What an INCREDIBLE visit we had from Ling Ke, rising opera star, and members of his ensemble, the Tianjin Peking Opera! I called Bill Logan at UIC to invite the performers to do an informance for us since we could not attend their weekend show, part of the “Envisioning China” exhibition. I also sent them photos of the students’ masks and their lyrics and asked if the artists could possibly teach our students elements of Peking Opera style in preparation for performing their original songs. Despite being in Chicago only for the weekend, the artists agreed to come and what an experience we had with them. Two translators facilitated the class.
Ling Ke, above, was a phenomenal teacher and spent so much time teaching this student how to create a horse onstage. A martial artist/make up artist made up one of our students as The Monkey King (and the kids understood the color symbolism) and performed a breathtaking martial arts sequence for us. Their costumer showed the students what the lines in a mask mean while the other students were getting their make up lesson. To complete our experience, Ling Ke sang our students’ original lyrics about the Chinese New Year in Peking Opera style. The students were absolutely rapt with attention.
Here, Ling Ke sings these lyrics from the children’s original song, “Chinese New Year in the House of Wong”:
Our Chinese New Year’s Party is amazing, exciting,
Exotic, ecstatic, fantastic, outstanding!
Mom’s smiling, Grandpa’s angry, Cousin’s confused, and Grandma’s crying:
Where are we going? Why are we leaving?
I love the kites flying high in the sky, People lighting lanterns way up high
I love the smells of traditional food, It puts me in a good mood!
In this video, watch as Ling Ke works with a student who was made up by a martial/make- up artist to be the Monkey King!

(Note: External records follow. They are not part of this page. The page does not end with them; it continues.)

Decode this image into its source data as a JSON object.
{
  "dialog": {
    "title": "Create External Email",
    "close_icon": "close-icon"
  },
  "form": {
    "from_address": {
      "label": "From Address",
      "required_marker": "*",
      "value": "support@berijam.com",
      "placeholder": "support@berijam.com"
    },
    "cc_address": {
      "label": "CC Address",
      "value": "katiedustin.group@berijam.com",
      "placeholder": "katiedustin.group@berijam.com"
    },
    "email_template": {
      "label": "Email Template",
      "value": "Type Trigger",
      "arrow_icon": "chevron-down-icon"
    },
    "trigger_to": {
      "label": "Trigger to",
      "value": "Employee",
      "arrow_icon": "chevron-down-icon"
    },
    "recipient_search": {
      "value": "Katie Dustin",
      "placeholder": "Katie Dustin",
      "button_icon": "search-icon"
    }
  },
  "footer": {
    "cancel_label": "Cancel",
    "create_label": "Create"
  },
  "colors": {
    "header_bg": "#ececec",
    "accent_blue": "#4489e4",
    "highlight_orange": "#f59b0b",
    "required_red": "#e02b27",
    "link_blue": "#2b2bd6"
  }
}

Aurora Carranza Ramos here works with the children to identify and choose rhythmic patterns for their song lyrics, which loosely emulate those we hear in Chinese music for the opera. She spoke through their lyrics with them keeping a steady beat and noted their rhythmic choices. We then worked with them to assign degrees of the pentatonic scale to each word or syllable. Lastly, we will add xylophones and other instruments to the final performance, as well as some ideas we learned from Ling Ke regarding physical gesture.
Student #1The students interviewed Mr. Z, shown here, about his experiences as an immigrant from Kuwait. Their song "Don't Judge a Book By Its Cover" is directly inspired by his comments. Here, a few students read him the lyrics for the first time after the interview.
Student #2Here, Ms. Ramos works with the students to create appropriate rhythms for their lyrics. Numbers on the board indicate scale degrees in the pentatonic scale. Miss Lisa, TA, created lyrics for two songs in classroom "push-ins" with the students based on their book and on their interview with Mr. Z, gym teacher at Talcott.
Student #3Jona improvises on a "pentatonic" xylophone as the class practices their song